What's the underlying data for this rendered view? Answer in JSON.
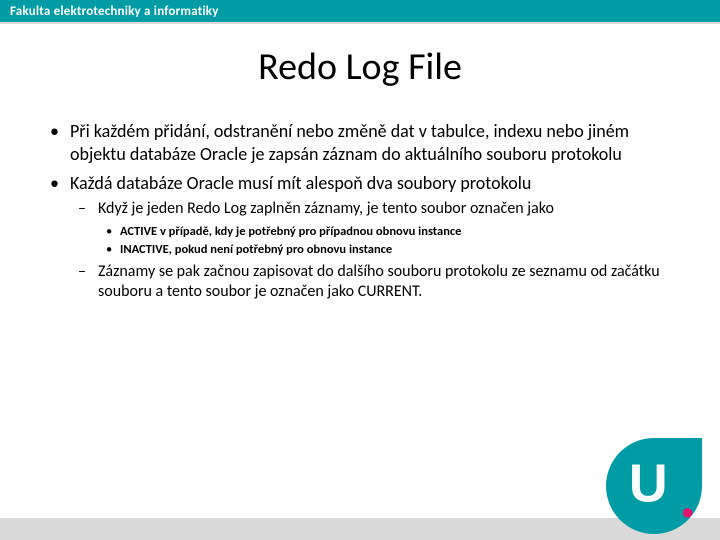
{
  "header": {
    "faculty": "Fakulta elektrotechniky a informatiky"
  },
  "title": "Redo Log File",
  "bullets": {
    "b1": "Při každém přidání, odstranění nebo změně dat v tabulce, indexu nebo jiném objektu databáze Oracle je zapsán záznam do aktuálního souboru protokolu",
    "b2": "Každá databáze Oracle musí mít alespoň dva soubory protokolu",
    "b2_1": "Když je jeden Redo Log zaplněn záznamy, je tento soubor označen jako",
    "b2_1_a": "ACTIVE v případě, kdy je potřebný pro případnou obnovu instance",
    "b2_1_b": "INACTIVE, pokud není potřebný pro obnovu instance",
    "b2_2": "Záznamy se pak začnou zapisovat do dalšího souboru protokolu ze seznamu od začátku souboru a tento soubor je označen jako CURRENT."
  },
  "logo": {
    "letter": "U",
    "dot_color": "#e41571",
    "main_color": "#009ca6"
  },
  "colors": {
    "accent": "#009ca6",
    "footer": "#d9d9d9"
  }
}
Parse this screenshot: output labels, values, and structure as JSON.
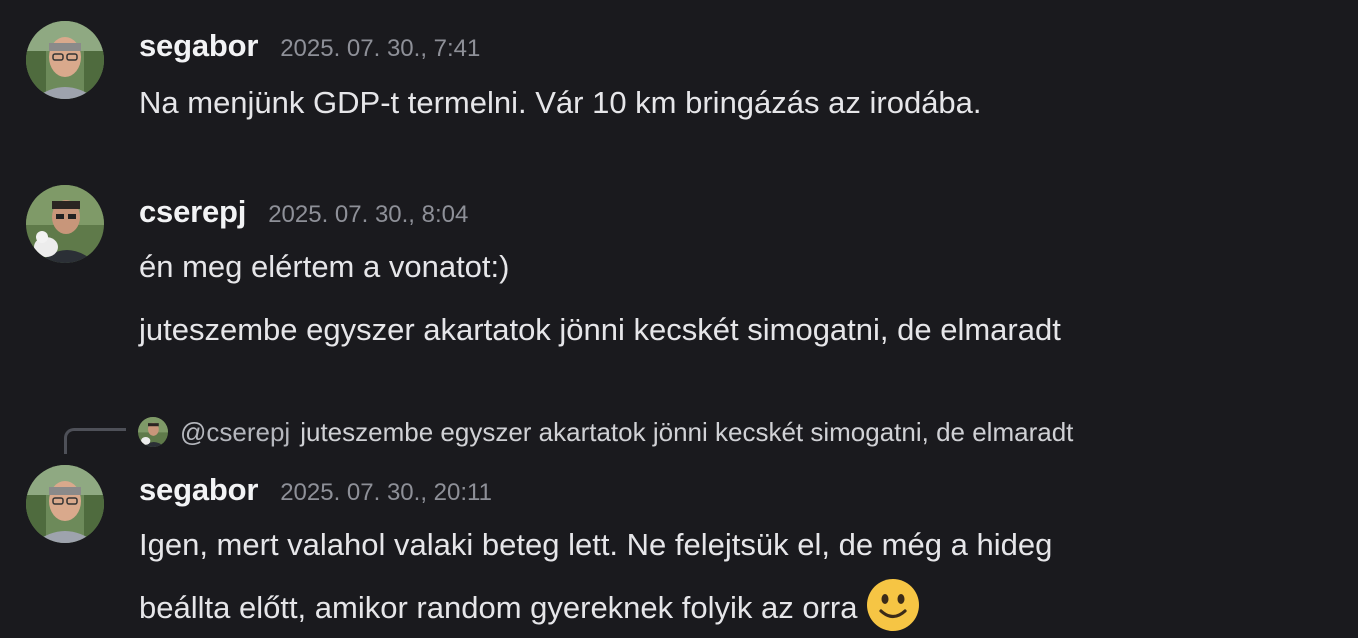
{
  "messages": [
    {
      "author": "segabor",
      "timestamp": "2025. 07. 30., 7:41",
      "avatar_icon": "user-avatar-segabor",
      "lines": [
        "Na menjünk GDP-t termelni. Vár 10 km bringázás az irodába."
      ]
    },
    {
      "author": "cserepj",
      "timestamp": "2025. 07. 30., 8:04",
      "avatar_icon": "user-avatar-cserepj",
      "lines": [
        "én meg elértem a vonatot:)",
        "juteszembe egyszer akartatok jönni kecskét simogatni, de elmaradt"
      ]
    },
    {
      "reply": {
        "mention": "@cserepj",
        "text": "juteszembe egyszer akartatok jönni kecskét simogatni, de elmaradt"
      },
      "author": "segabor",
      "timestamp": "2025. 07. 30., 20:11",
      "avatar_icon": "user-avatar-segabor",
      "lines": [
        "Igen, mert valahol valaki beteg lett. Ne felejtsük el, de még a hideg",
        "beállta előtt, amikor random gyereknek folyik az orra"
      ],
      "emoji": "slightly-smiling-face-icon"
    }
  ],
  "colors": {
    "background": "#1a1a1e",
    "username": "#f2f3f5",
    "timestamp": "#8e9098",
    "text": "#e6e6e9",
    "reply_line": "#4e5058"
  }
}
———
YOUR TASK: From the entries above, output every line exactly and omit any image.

ANSWER FOR THIS EXERCISE:
What's the underlying data for this rendered view? Answer in JSON.
{
  "header": {
    "faculty": "Fakulta elektrotechniky a informatiky"
  },
  "title": "Redo Log File",
  "bullets": {
    "b1": "Při každém přidání, odstranění nebo změně dat v tabulce, indexu nebo jiném objektu databáze Oracle je zapsán záznam do aktuálního souboru protokolu",
    "b2": "Každá databáze Oracle musí mít alespoň dva soubory protokolu",
    "b2_1": "Když je jeden Redo Log zaplněn záznamy, je tento soubor označen jako",
    "b2_1_a": "ACTIVE v případě, kdy je potřebný pro případnou obnovu instance",
    "b2_1_b": "INACTIVE, pokud není potřebný pro obnovu instance",
    "b2_2": "Záznamy se pak začnou zapisovat do dalšího souboru protokolu ze seznamu od začátku souboru a tento soubor je označen jako CURRENT."
  },
  "logo": {
    "letter": "U",
    "dot_color": "#e41571",
    "main_color": "#009ca6"
  },
  "colors": {
    "accent": "#009ca6",
    "footer": "#d9d9d9"
  }
}
Parse this screenshot: output labels, values, and structure as JSON.
{
  "messages": [
    {
      "author": "segabor",
      "timestamp": "2025. 07. 30., 7:41",
      "avatar_icon": "user-avatar-segabor",
      "lines": [
        "Na menjünk GDP-t termelni. Vár 10 km bringázás az irodába."
      ]
    },
    {
      "author": "cserepj",
      "timestamp": "2025. 07. 30., 8:04",
      "avatar_icon": "user-avatar-cserepj",
      "lines": [
        "én meg elértem a vonatot:)",
        "juteszembe egyszer akartatok jönni kecskét simogatni, de elmaradt"
      ]
    },
    {
      "reply": {
        "mention": "@cserepj",
        "text": "juteszembe egyszer akartatok jönni kecskét simogatni, de elmaradt"
      },
      "author": "segabor",
      "timestamp": "2025. 07. 30., 20:11",
      "avatar_icon": "user-avatar-segabor",
      "lines": [
        "Igen, mert valahol valaki beteg lett. Ne felejtsük el, de még a hideg",
        "beállta előtt, amikor random gyereknek folyik az orra"
      ],
      "emoji": "slightly-smiling-face-icon"
    }
  ],
  "colors": {
    "background": "#1a1a1e",
    "username": "#f2f3f5",
    "timestamp": "#8e9098",
    "text": "#e6e6e9",
    "reply_line": "#4e5058"
  }
}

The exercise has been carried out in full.